During the Roman times, Tawergha gained a lot of attention due to its position and the connection that it had to the sand route that connected the city of Sirte along the coast of the Mediterranean Sea to Egypt. Control of Tawergha helped the Romans coordinate control of Libya.
Libyan civil war
Tawergha lies on the road from Sirte (Muammar Gaddafi's hometown) to the city of Misrata. As a result, during the Libyan civil war, Tawergha was used as a centre of military operations against Misrata, which rose up against Gaddafi in February 2011. During this time, Misratans accuse Tawerghans of leading the two-month siege of Misrata, as well as raping their women and cutting off the penises of their captured men.
When the Libyan army weakened, Tawergha became the first target for NTC Misratan brigades, although individuals suspected of being pro-Gaddafi had been the objective of revenge killings since February 2011. According to Amnesty International, anti-Gaddafi forces did not allow the population of Tawerga to flee. On 12 August, anti-Gaddafi forces claimed to have captured Tawergha.

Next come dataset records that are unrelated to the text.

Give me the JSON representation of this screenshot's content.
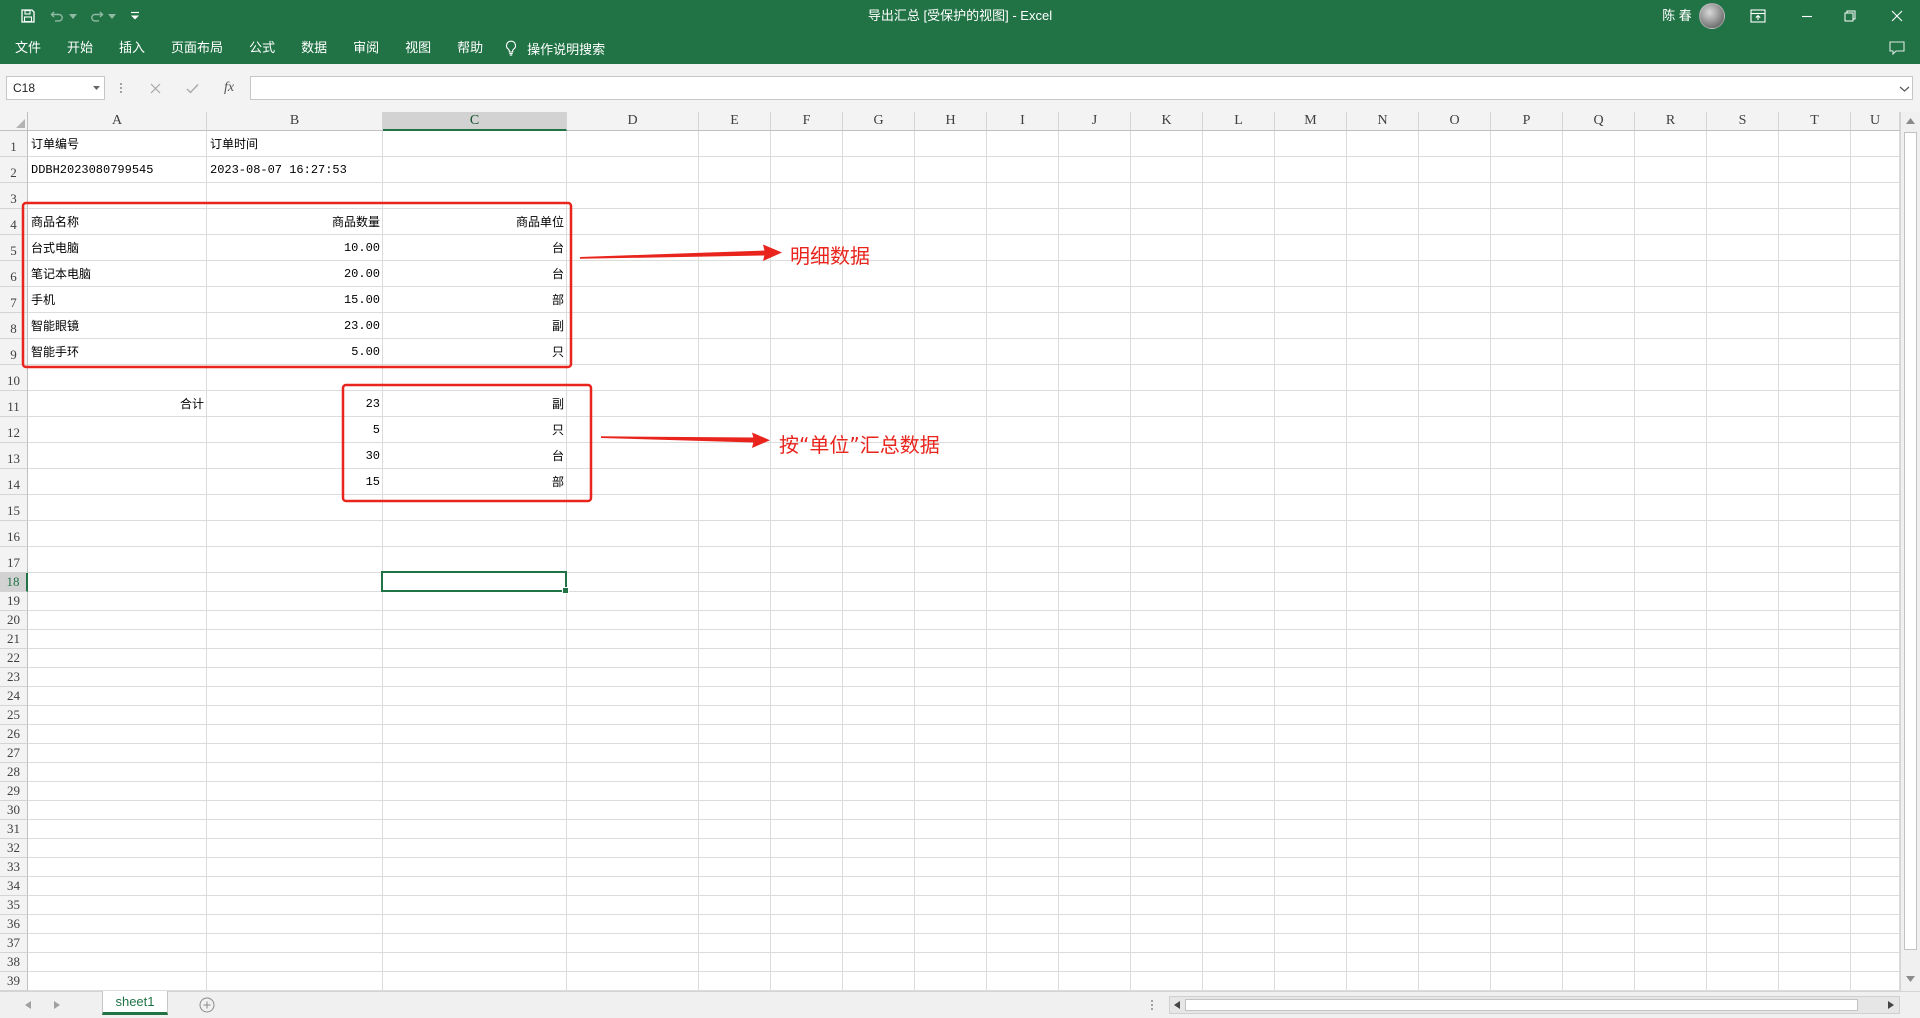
{
  "window": {
    "title": "导出汇总 [受保护的视图] - Excel",
    "user_name": "陈 春"
  },
  "ribbon": {
    "tabs": [
      "文件",
      "开始",
      "插入",
      "页面布局",
      "公式",
      "数据",
      "审阅",
      "视图",
      "帮助"
    ],
    "tell_me": "操作说明搜索"
  },
  "formula_bar": {
    "name_box": "C18",
    "fx_label": "fx",
    "formula": ""
  },
  "sheet": {
    "columns": [
      "A",
      "B",
      "C",
      "D",
      "E",
      "F",
      "G",
      "H",
      "I",
      "J",
      "K",
      "L",
      "M",
      "N",
      "O",
      "P",
      "Q",
      "R",
      "S",
      "T",
      "U"
    ],
    "rows": [
      1,
      2,
      3,
      4,
      5,
      6,
      7,
      8,
      9,
      10,
      11,
      12,
      13,
      14,
      15,
      16,
      17,
      18,
      19,
      20,
      21,
      22,
      23,
      24,
      25,
      26,
      27,
      28,
      29,
      30,
      31,
      32,
      33,
      34,
      35,
      36,
      37,
      38,
      39
    ],
    "cells": {
      "A1": "订单编号",
      "B1": "订单时间",
      "A2": "DDBH2023080799545",
      "B2": "2023-08-07 16:27:53",
      "A4": "商品名称",
      "B4": "商品数量",
      "C4": "商品单位",
      "A5": "台式电脑",
      "B5": "10.00",
      "C5": "台",
      "A6": "笔记本电脑",
      "B6": "20.00",
      "C6": "台",
      "A7": "手机",
      "B7": "15.00",
      "C7": "部",
      "A8": "智能眼镜",
      "B8": "23.00",
      "C8": "副",
      "A9": "智能手环",
      "B9": "5.00",
      "C9": "只",
      "A11": "合计",
      "B11": "23",
      "C11": "副",
      "B12": "5",
      "C12": "只",
      "B13": "30",
      "C13": "台",
      "B14": "15",
      "C14": "部"
    }
  },
  "sheets": [
    "sheet1"
  ],
  "annotations": {
    "detail_label": "明细数据",
    "summary_label": "按“单位”汇总数据"
  },
  "theme": {
    "accent": "#217346",
    "annotation": "#e8241d"
  }
}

British journalist Andrew Gilligan visited Tawergha in September 2011 and found it virtually emptied of its inhabitants, who numbered around 30,000 before the war. He reported that the Misrata Brigade, a semi-autonomous unit of the anti-Gaddafi National Liberation Army, had engaged in a campaign of ethnic cleansing in response to the town's alleged support of Gaddafi during the siege on their city. Many slogans he saw painted in and around Tawergha, as well as the accounts of anti-Gaddafi fighters and commanders whom he quoted, made reference to the dark pigmentation of many Tawergha citizens, with one sign referring to the Misrata Brigade as "the brigade for purging slaves [and] black skin". His report, published by The Sunday Telegraph on 11 September, quoted Ibrahim al-Halbous a brigade commander as saying, "Tawergha no longer exists, only Misrata" and another as asserting that the town's former residents will only return "over our dead bodies". In February 2012, Amnesty reported that Tawerga was empty and guarded against any returnees, with Misrata militiamen systematically destroying and burning down homes and infrastructure to avoid the return of Tawergha inhabitants. Militias from Misrata continue to hunt down and terrorize the displaced inhabitants of Tawergha across Libya. Hundreds have been illegally arrested and tortured by militiamen in Misrata. In May 2012, the UN Human Rights Council's Commission of Inquiry published a report about the violations conducted by Misratan militias against Tawerghans across Libya including killings, arbitrarily arrests and torture, calling it a war crime.
The nonprofit group Human Rights Watch reported in November 2013 that Tawerghans remain unable to return to their homes due to intimidation and violence by militias, most of which are based in Misrata, it said. The report claimed refugee camps for Tawerghans are often left without security and have been assaulted by small groups of armed men on multiple occasions, including at least twice in November 2013.
- Amraja M. el Khajkhaj, "Noumou al Mudon as Sagheera fi Libia", Dar as Saqia, Benghazi-2008, P.119.
- Murray, Rebecca: "One Year Later, Still Suffering for Loyalty to Gaddafi". Inter Press Service Retrieved 24 August 2012.
- Gilligan, Andrew (11 September 2011). "Gaddafi's ghost town after the loyalists retreat". The Telegraph. Retrieved 12 September 2011.
- Zaroug, Nihal (4 December 2012). "Tawerghans make desperate appeal to Libyan leaders as more families evicted". Retrieved 7 December 2012.
- http://www.economist.com/news/middle-east-and-africa/21579853-people-two-rival-towns-seem-determined-hate-each-other-ever-when Libya’s ghost town: When bygones aren’t
- http://www.amnesty.org.uk/uploads/documents/doc_22353.doc page 28
- Stephen, Chris (12 August 2011). "Libyan Rebels Lay Claim to Most of Tawarga After Penetrating Qaddafi Lines". Bloomberg. Retrieved 14 September 2011.
- "Tawergha no longer exists, only Misrata". 13 August 2011. Retrieved 7 January 2011.
- http://www.amnesty.org.uk/uploads/documents/doc_22353.doc page 26-28
- "Libya: Displaced Camp Residents Need Immediate Protection". Human Rights Watch. 19 November 2013. Retrieved 18 November 2013.